By Linda Naeve
Reiman Gardens
Iowa State University Extension

Spectacular color throughout landscapes and hillsides will soon be delighting us as fall approaches. But you don't always need to look skyward for this beauty as the ripening fruit on many shrubs, such as purple beautyberry, exhibit fall splendor of its own.

Callicarpa dichotoma's common name, purple beautyberry, is a perfect description of the fruit on this uncommon shrub. This plant is also called Chinese Beautyberry because it is native to eastern and central China and Japan.

The purple beautyberry has several interesting changes that occur during a growing season. In mid-summer, clusters of small lavender flowers appear uniformly spaced along the stem on current season's wood. After the flowers fade, small green berry-like drupes develop and ripen into bold purple fruit. The fruit remains on the plant after the leaves have dropped for winter. The bright green leaves radiate out flat from the branches so that the fruit clusters are revealed along the stem. Not only do the berries add color to a drab winter landscape, they are also a welcome food source for birds.

Hardy to USDA Hardiness Zone 5, the branches of purple beautyberry may die during harsh winters. Fortunately, spring is the best time to prune this flowering shrub. Remove old wood and dead branches; within a few weeks, the plant will sprout new shoots that quickly grow from the base of the cut branches.

Purple beautyberry plants grow three to four feet tall and nearly six feet wide to form tidy mounds of slightly arching branches.
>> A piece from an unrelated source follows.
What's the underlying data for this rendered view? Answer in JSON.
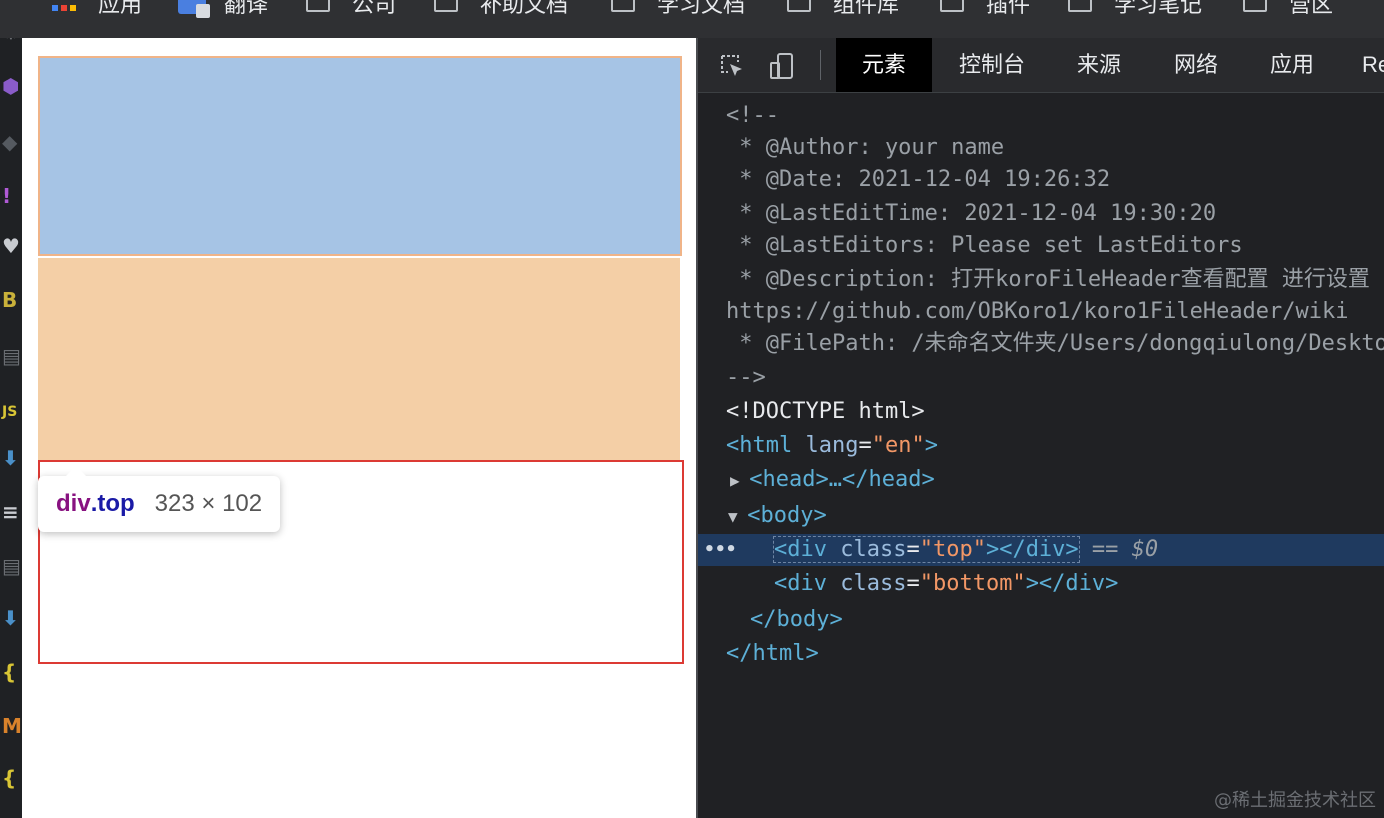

Due to its short stature, it is not effective as a single specimen plant, however, it makes a dramatic statement when planted in rows or groupings of three or more.
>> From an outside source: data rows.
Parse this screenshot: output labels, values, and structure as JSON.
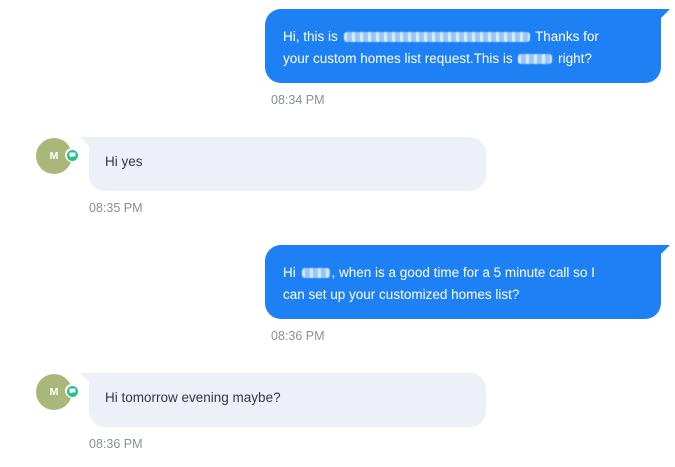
{
  "colors": {
    "outgoing_bubble": "#1e80f5",
    "incoming_bubble": "#eef0f8",
    "avatar_bg": "#a9b77a",
    "channel_badge": "#23c28a",
    "timestamp_text": "#8a909a"
  },
  "messages": [
    {
      "direction": "outgoing",
      "part1": "Hi, this is",
      "part2": "Thanks for",
      "part3": "your custom homes list request.This is",
      "part4": "right?",
      "time": "08:34 PM"
    },
    {
      "direction": "incoming",
      "avatar_initial": "M",
      "channel_icon": "sms-chat-icon",
      "text": "Hi yes",
      "time": "08:35 PM"
    },
    {
      "direction": "outgoing",
      "part1": "Hi",
      "part2": ", when is a good time for a 5 minute call so I",
      "part3": "can set up your customized homes list?",
      "time": "08:36 PM"
    },
    {
      "direction": "incoming",
      "avatar_initial": "M",
      "channel_icon": "sms-chat-icon",
      "text": "Hi tomorrow evening maybe?",
      "time": "08:36 PM"
    }
  ]
}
Purple beautyberry is easy to grow. It does well in full sun and partial shade and in most soil types. Leaf spots and other fungi may attack the foliage, but are not serious problems and do not affect the overall health of the plant.

Although purple beautyberry is hardy to the southern half of the state it is often overlooked as a border hedge in Iowa landscapes and gardens. Additionally, it is well-suited for raised plants or along the edge of a wall because the branches will gracefully droop over the edge.
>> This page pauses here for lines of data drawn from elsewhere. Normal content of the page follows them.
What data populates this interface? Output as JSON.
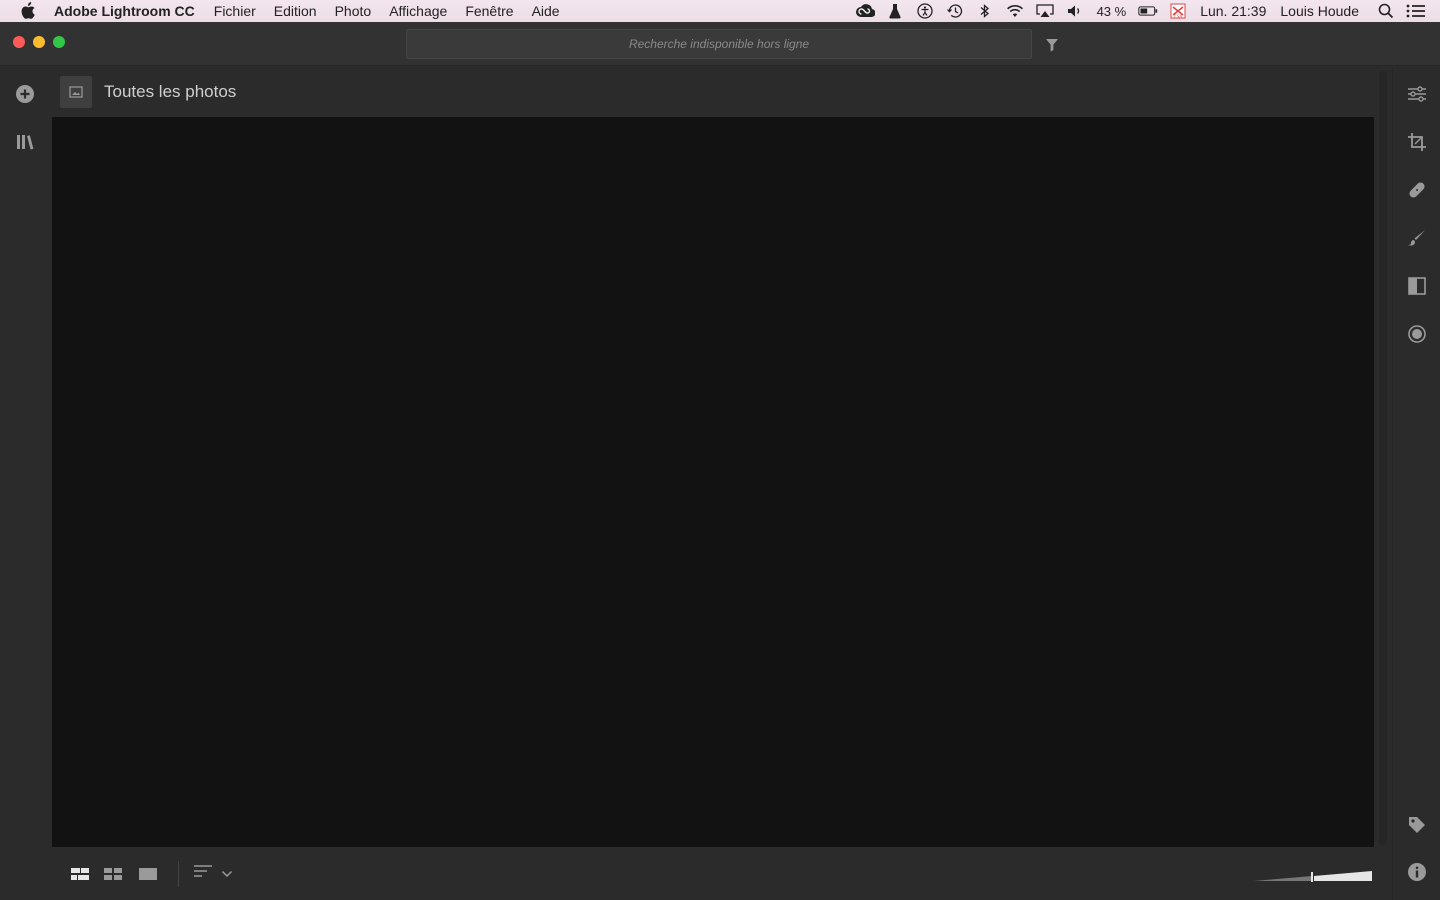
{
  "menubar": {
    "app_name": "Adobe Lightroom CC",
    "menus": [
      "Fichier",
      "Edition",
      "Photo",
      "Affichage",
      "Fenêtre",
      "Aide"
    ],
    "battery_percent": "43 %",
    "clock": "Lun. 21:39",
    "user": "Louis Houde"
  },
  "toolbar": {
    "search_placeholder": "Recherche indisponible hors ligne"
  },
  "album": {
    "title": "Toutes les photos"
  },
  "colors": {
    "accent_close": "#fc5b57",
    "accent_minimize": "#fcbc2e",
    "accent_maximize": "#33c748",
    "panel_bg": "#2b2b2b",
    "grid_bg": "#121212"
  },
  "icons": {
    "left_rail": [
      "add-photos-icon",
      "library-icon"
    ],
    "right_rail": [
      "edit-sliders-icon",
      "crop-icon",
      "healing-icon",
      "brush-icon",
      "linear-gradient-icon",
      "radial-gradient-icon",
      "tag-icon",
      "info-icon"
    ],
    "bottom": [
      "square-grid-view-icon",
      "photo-grid-view-icon",
      "detail-view-icon",
      "sort-icon",
      "chevron-down-icon",
      "thumbnail-size-slider"
    ]
  }
}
"It is one of the most graceful and refined shrubs in the autumn landscape," says Michael Dirr, professor of horticulture at the University of Georgia.
If purple is not your favorite color, 'Albifructus' is an attractive white-fruited form with lighter green foliage and white flowers. It grows taller than standard beautyberry and can reach six to eight feet in height.

A row of purple beautyberry shrubs planted along the white picket fence at the Marge Hunziker House at Iowa State University's Reiman Gardens clearly demonstrates their value in the garden. The shrubs stunning clusters of purple berries exemplify the unique beauty of fruits in the fall landscape.

-30-

Editors: A color photo, suitable for publication, is available at right. Click on the thumbnail photo to go to the fullsized photo. The picture's fullsize photo is 388K.

Caption: Purple Beautyberry shrubs add color to the fall landscape with clusters of purple berries that adorn its branches like bright studded jewels. The fruit persists through November and is a welcome food source for birds. It grows three to four feet tall with a mounded, arching growth habit.


Extension programs are available to all without regard to race, color, national origin, religion, sex, age, or disability.

News Menu | ISU Extension